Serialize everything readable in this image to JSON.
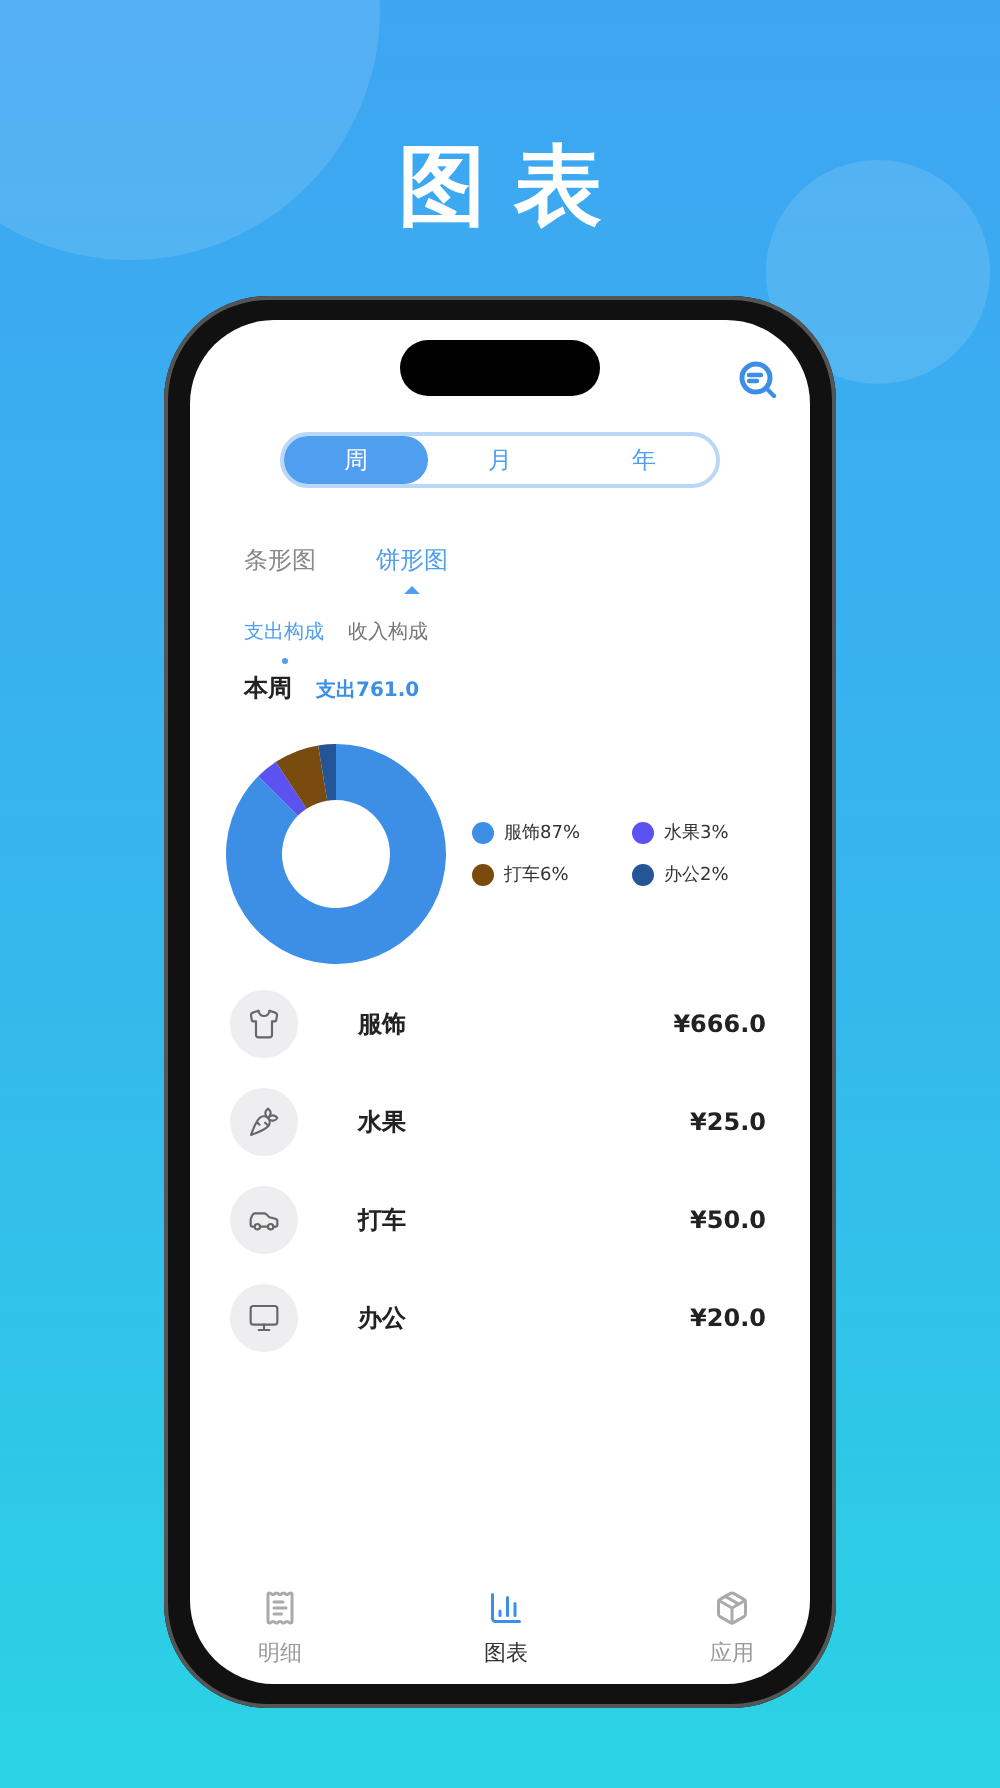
{
  "title": "图表",
  "period_tabs": [
    {
      "label": "周",
      "selected": true
    },
    {
      "label": "月",
      "selected": false
    },
    {
      "label": "年",
      "selected": false
    }
  ],
  "chart_tabs": [
    {
      "label": "条形图",
      "selected": false
    },
    {
      "label": "饼形图",
      "selected": true
    }
  ],
  "breakdown_tabs": [
    {
      "label": "支出构成",
      "selected": true
    },
    {
      "label": "收入构成",
      "selected": false
    }
  ],
  "summary": {
    "period": "本周",
    "total": "支出761.0"
  },
  "chart_data": {
    "type": "donut",
    "categories": [
      "服饰",
      "水果",
      "打车",
      "办公"
    ],
    "values": [
      87.5,
      3.3,
      6.6,
      2.6
    ],
    "legend": "right"
  },
  "legend": [
    {
      "share": "87%",
      "color": "#3d8fe6"
    },
    {
      "share": "3%",
      "color": "#5b52f0"
    },
    {
      "share": "6%",
      "color": "#7a4b0e"
    },
    {
      "share": "2%",
      "color": "#245596"
    }
  ],
  "categories": [
    {
      "name": "服饰",
      "amount": "¥666.0",
      "kind": "clothing"
    },
    {
      "name": "水果",
      "amount": "¥25.0",
      "kind": "fruit"
    },
    {
      "name": "打车",
      "amount": "¥50.0",
      "kind": "car"
    },
    {
      "name": "办公",
      "amount": "¥20.0",
      "kind": "office"
    }
  ],
  "nav": [
    {
      "label": "明细",
      "selected": false,
      "kind": "ledger"
    },
    {
      "label": "图表",
      "selected": true,
      "kind": "chart"
    },
    {
      "label": "应用",
      "selected": false,
      "kind": "apps"
    }
  ]
}
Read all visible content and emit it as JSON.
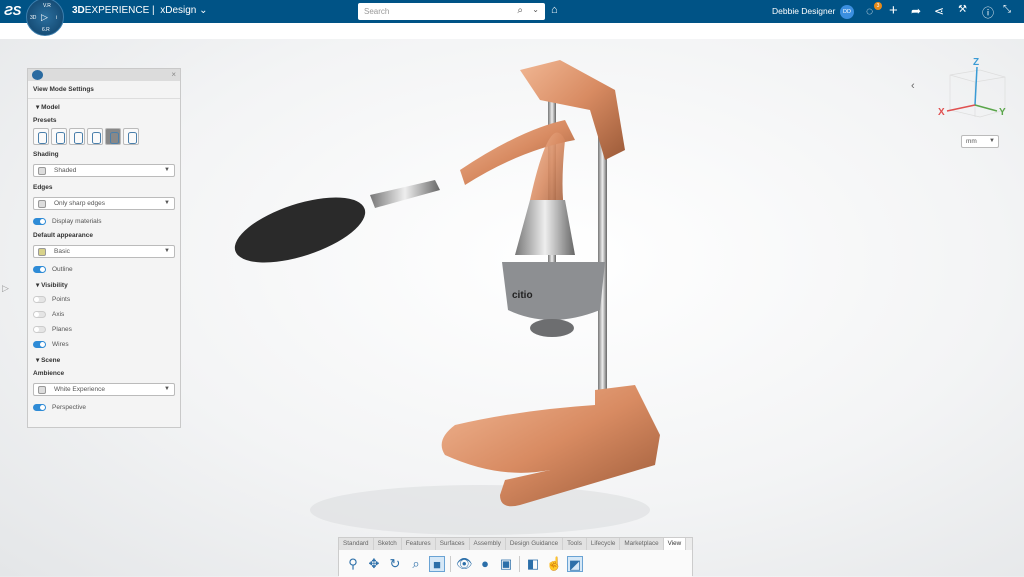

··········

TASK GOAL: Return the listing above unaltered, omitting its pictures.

PROBLEM SOLUTION:
Serialize everything readable in this image to JSON.
{
  "title": "图表",
  "period_tabs": [
    {
      "label": "周",
      "selected": true
    },
    {
      "label": "月",
      "selected": false
    },
    {
      "label": "年",
      "selected": false
    }
  ],
  "chart_tabs": [
    {
      "label": "条形图",
      "selected": false
    },
    {
      "label": "饼形图",
      "selected": true
    }
  ],
  "breakdown_tabs": [
    {
      "label": "支出构成",
      "selected": true
    },
    {
      "label": "收入构成",
      "selected": false
    }
  ],
  "summary": {
    "period": "本周",
    "total": "支出761.0"
  },
  "chart_data": {
    "type": "donut",
    "categories": [
      "服饰",
      "水果",
      "打车",
      "办公"
    ],
    "values": [
      87.5,
      3.3,
      6.6,
      2.6
    ],
    "legend": "right"
  },
  "legend": [
    {
      "share": "87%",
      "color": "#3d8fe6"
    },
    {
      "share": "3%",
      "color": "#5b52f0"
    },
    {
      "share": "6%",
      "color": "#7a4b0e"
    },
    {
      "share": "2%",
      "color": "#245596"
    }
  ],
  "categories": [
    {
      "name": "服饰",
      "amount": "¥666.0",
      "kind": "clothing"
    },
    {
      "name": "水果",
      "amount": "¥25.0",
      "kind": "fruit"
    },
    {
      "name": "打车",
      "amount": "¥50.0",
      "kind": "car"
    },
    {
      "name": "办公",
      "amount": "¥20.0",
      "kind": "office"
    }
  ],
  "nav": [
    {
      "label": "明细",
      "selected": false,
      "kind": "ledger"
    },
    {
      "label": "图表",
      "selected": true,
      "kind": "chart"
    },
    {
      "label": "应用",
      "selected": false,
      "kind": "apps"
    }
  ]
}
Read all visible content and emit it as JSON.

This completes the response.